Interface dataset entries

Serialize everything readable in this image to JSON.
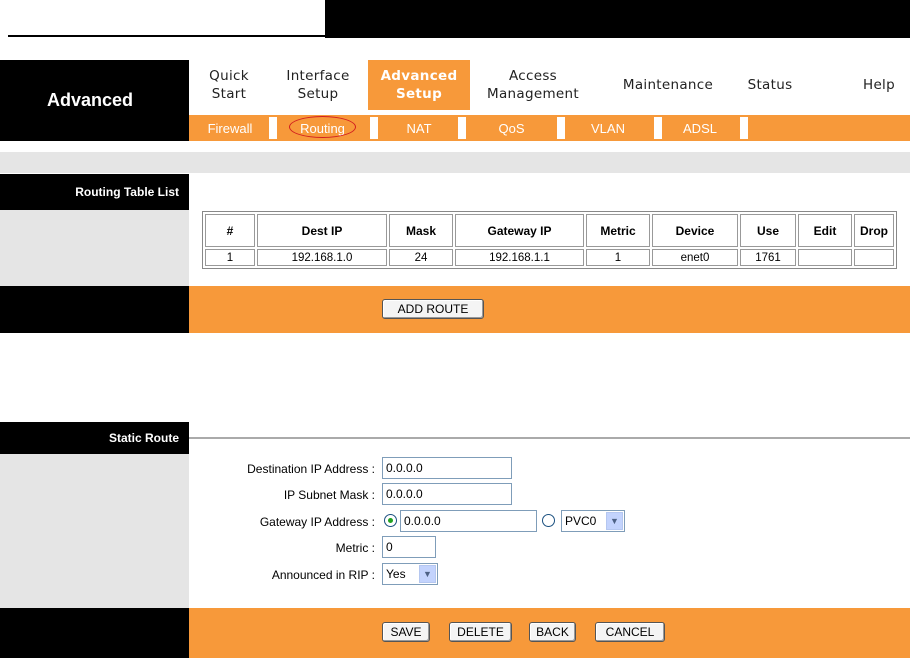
{
  "nav": {
    "section_title": "Advanced",
    "menu": [
      {
        "label": "Quick\nStart"
      },
      {
        "label": "Interface\nSetup"
      },
      {
        "label": "Advanced\nSetup"
      },
      {
        "label": "Access\nManagement"
      },
      {
        "label": "Maintenance"
      },
      {
        "label": "Status"
      },
      {
        "label": "Help"
      }
    ],
    "submenu": [
      "Firewall",
      "Routing",
      "NAT",
      "QoS",
      "VLAN",
      "ADSL"
    ],
    "active_menu": "Advanced Setup",
    "active_submenu": "Routing"
  },
  "routing_table": {
    "section_title": "Routing Table List",
    "columns": [
      "#",
      "Dest IP",
      "Mask",
      "Gateway IP",
      "Metric",
      "Device",
      "Use",
      "Edit",
      "Drop"
    ],
    "rows": [
      [
        "1",
        "192.168.1.0",
        "24",
        "192.168.1.1",
        "1",
        "enet0",
        "1761",
        "",
        ""
      ]
    ],
    "add_button": "ADD ROUTE"
  },
  "static_route": {
    "section_title": "Static Route",
    "dest_ip_label": "Destination IP Address :",
    "dest_ip_value": "0.0.0.0",
    "subnet_label": "IP Subnet Mask :",
    "subnet_value": "0.0.0.0",
    "gateway_label": "Gateway IP Address :",
    "gateway_value": "0.0.0.0",
    "gateway_option_selected": "ip",
    "pvc_value": "PVC0",
    "metric_label": "Metric :",
    "metric_value": "0",
    "rip_label": "Announced in RIP :",
    "rip_value": "Yes"
  },
  "actions": {
    "save": "SAVE",
    "delete": "DELETE",
    "back": "BACK",
    "cancel": "CANCEL"
  },
  "colors": {
    "accent": "#f7993a",
    "header_black": "#000000",
    "panel_grey": "#e5e5e5",
    "highlight_oval": "#d21f1f"
  }
}
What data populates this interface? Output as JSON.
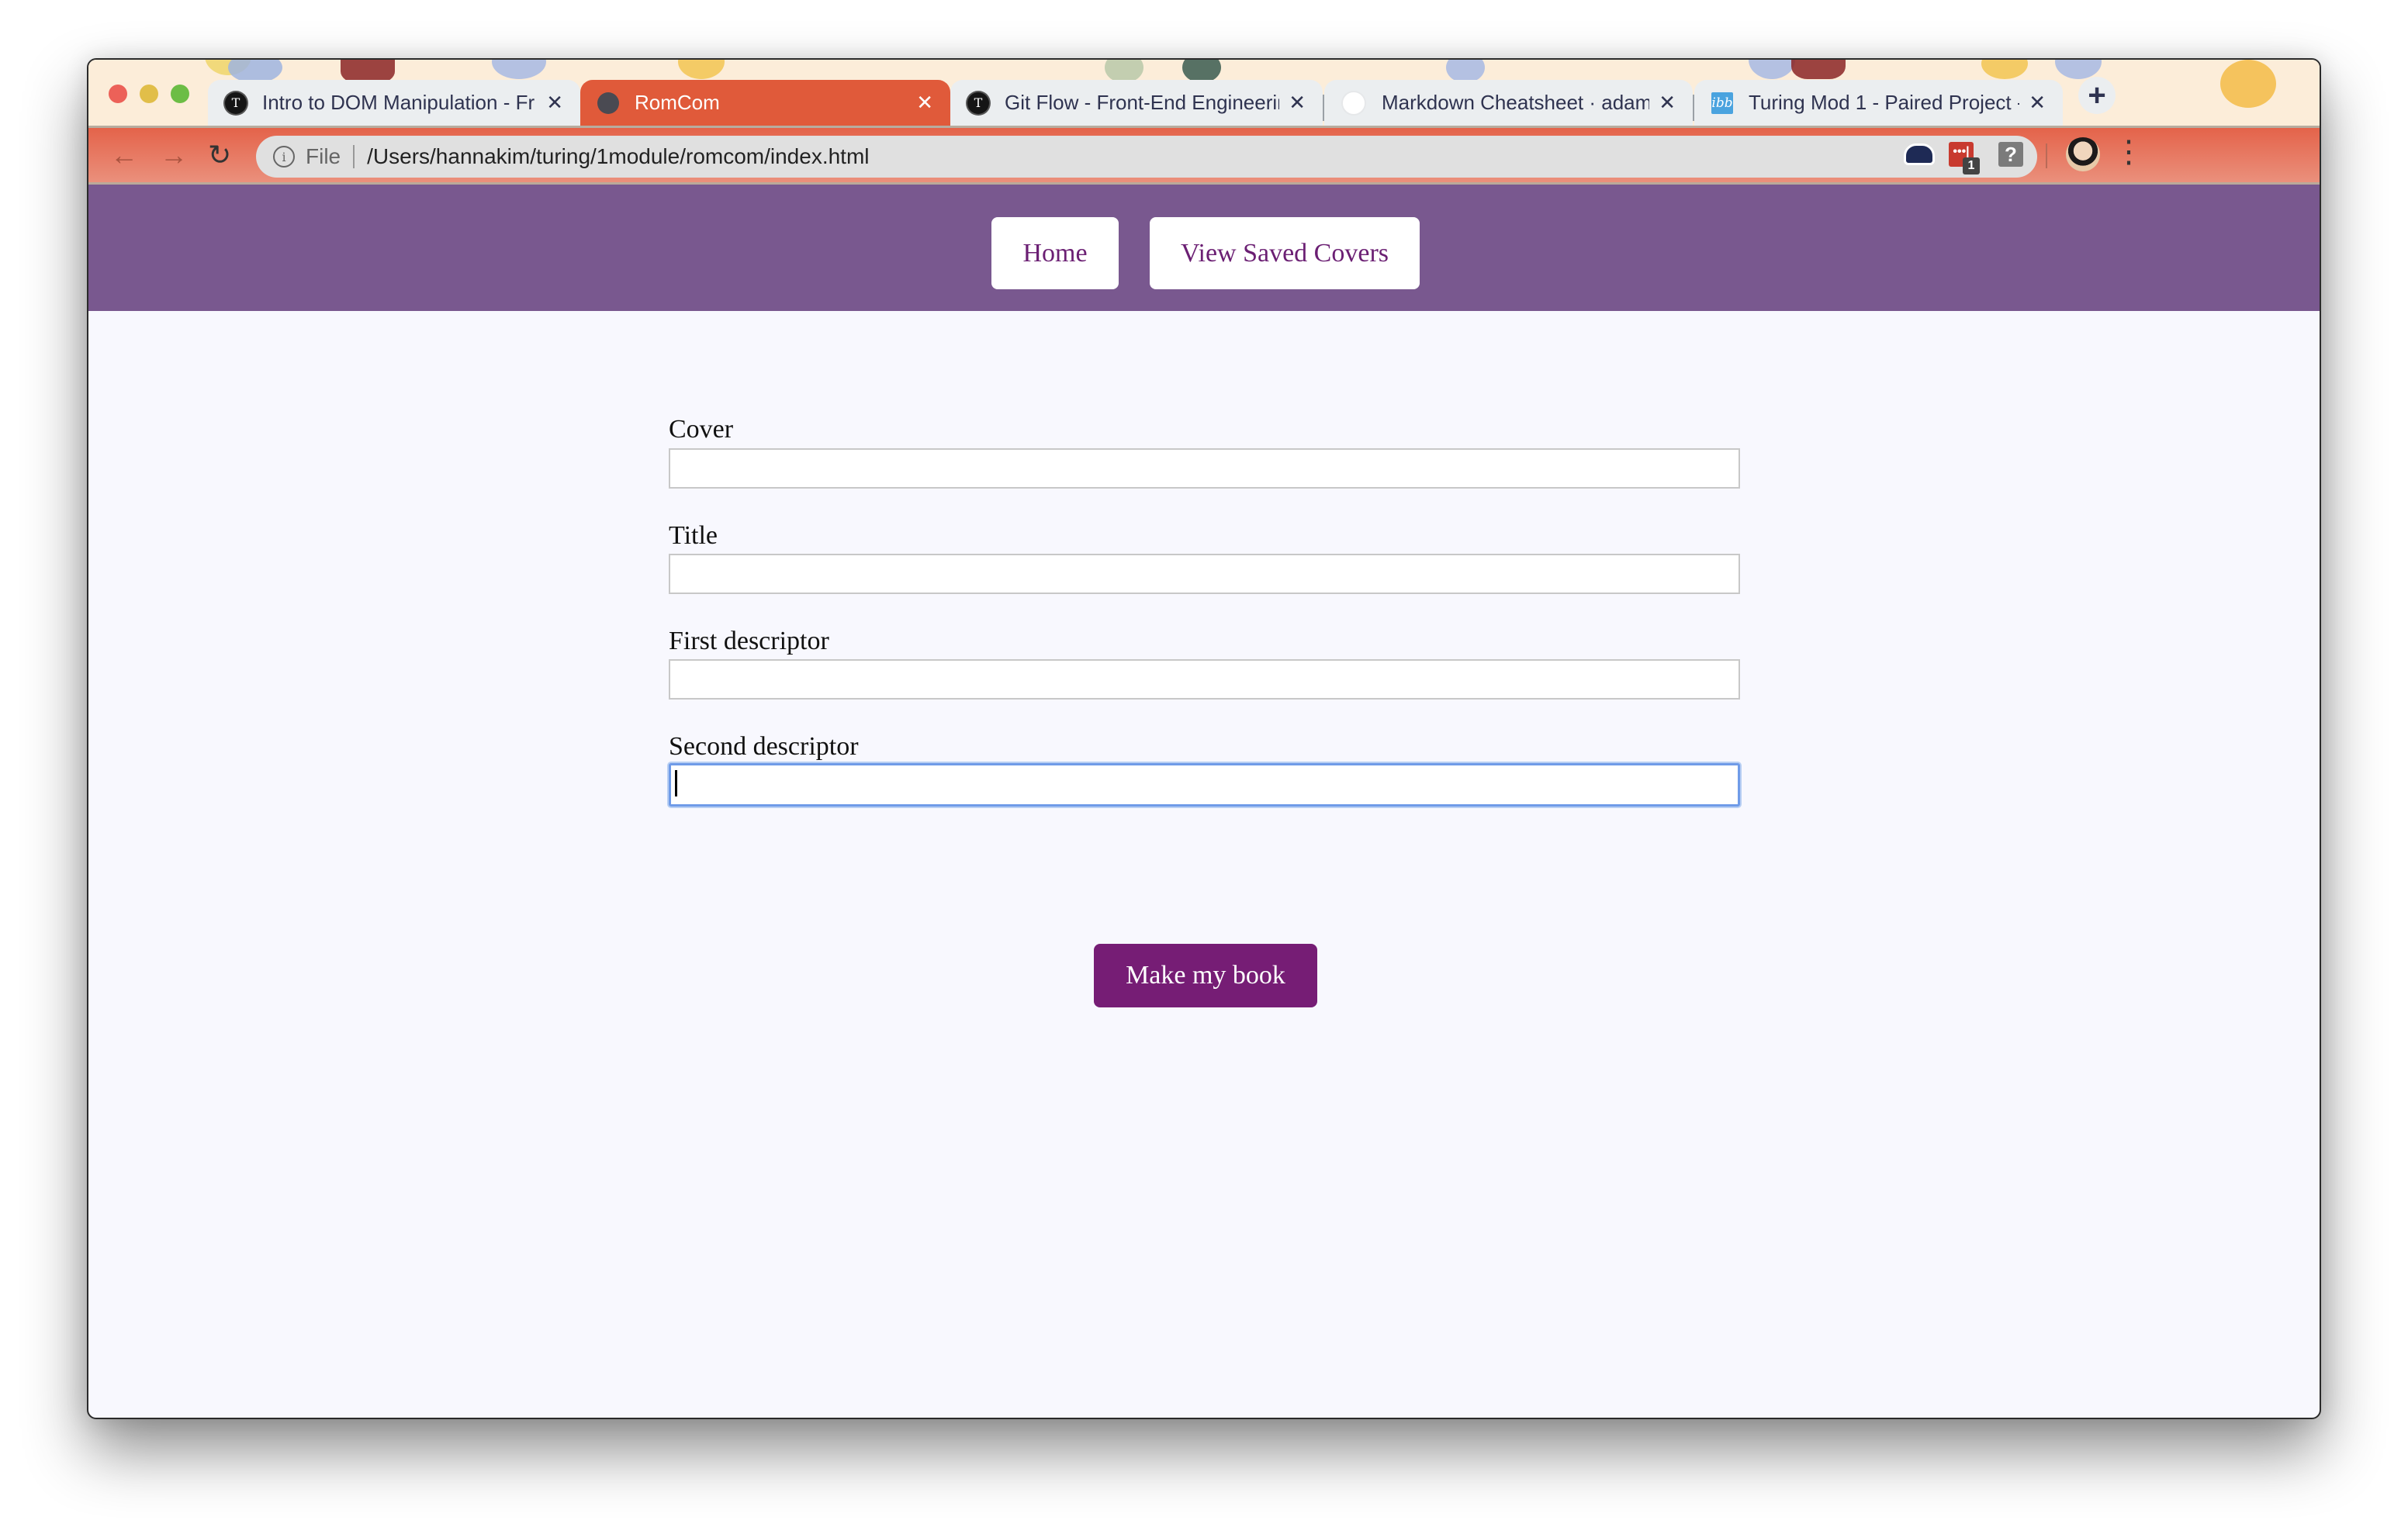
{
  "browser": {
    "tabs": [
      {
        "title": "Intro to DOM Manipulation - Fr",
        "favicon": "turing-icon",
        "active": false
      },
      {
        "title": "RomCom",
        "favicon": "globe-icon",
        "active": true
      },
      {
        "title": "Git Flow - Front-End Engineerir",
        "favicon": "turing-icon",
        "active": false
      },
      {
        "title": "Markdown Cheatsheet · adam-",
        "favicon": "github-icon",
        "active": false
      },
      {
        "title": "Turing Mod 1 - Paired Project -",
        "favicon": "ibb-icon",
        "active": false
      }
    ],
    "tab_close_glyph": "✕",
    "new_tab_glyph": "+",
    "favicon_glyphs": {
      "turing": "T",
      "ibb": "ibb"
    },
    "nav": {
      "back": "←",
      "forward": "→",
      "reload": "↻"
    },
    "address_bar": {
      "info_glyph": "i",
      "scheme_label": "File",
      "url": "/Users/hannakim/turing/1module/romcom/index.html",
      "star_glyph": "☆"
    },
    "extensions": {
      "lastpass_glyph": "•••|",
      "lastpass_badge": "1",
      "help_glyph": "?"
    },
    "menu_glyph": "⋮",
    "colors": {
      "active_tab": "#e05a3a",
      "toolbar": "#e4634a",
      "tabstrip_bg": "#fcedd9"
    }
  },
  "page": {
    "header": {
      "home_label": "Home",
      "view_saved_label": "View Saved Covers",
      "bg_color": "#79588f",
      "button_text_color": "#6b1f73"
    },
    "form": {
      "fields": [
        {
          "label": "Cover",
          "value": ""
        },
        {
          "label": "Title",
          "value": ""
        },
        {
          "label": "First descriptor",
          "value": ""
        },
        {
          "label": "Second descriptor",
          "value": "",
          "focused": true
        }
      ],
      "submit_label": "Make my book",
      "submit_color": "#761d75"
    }
  }
}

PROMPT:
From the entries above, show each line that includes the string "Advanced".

TASK RESULT:
    "section_title": "Advanced",
        "label": "Advanced\nSetup"
    "active_menu": "Advanced Setup",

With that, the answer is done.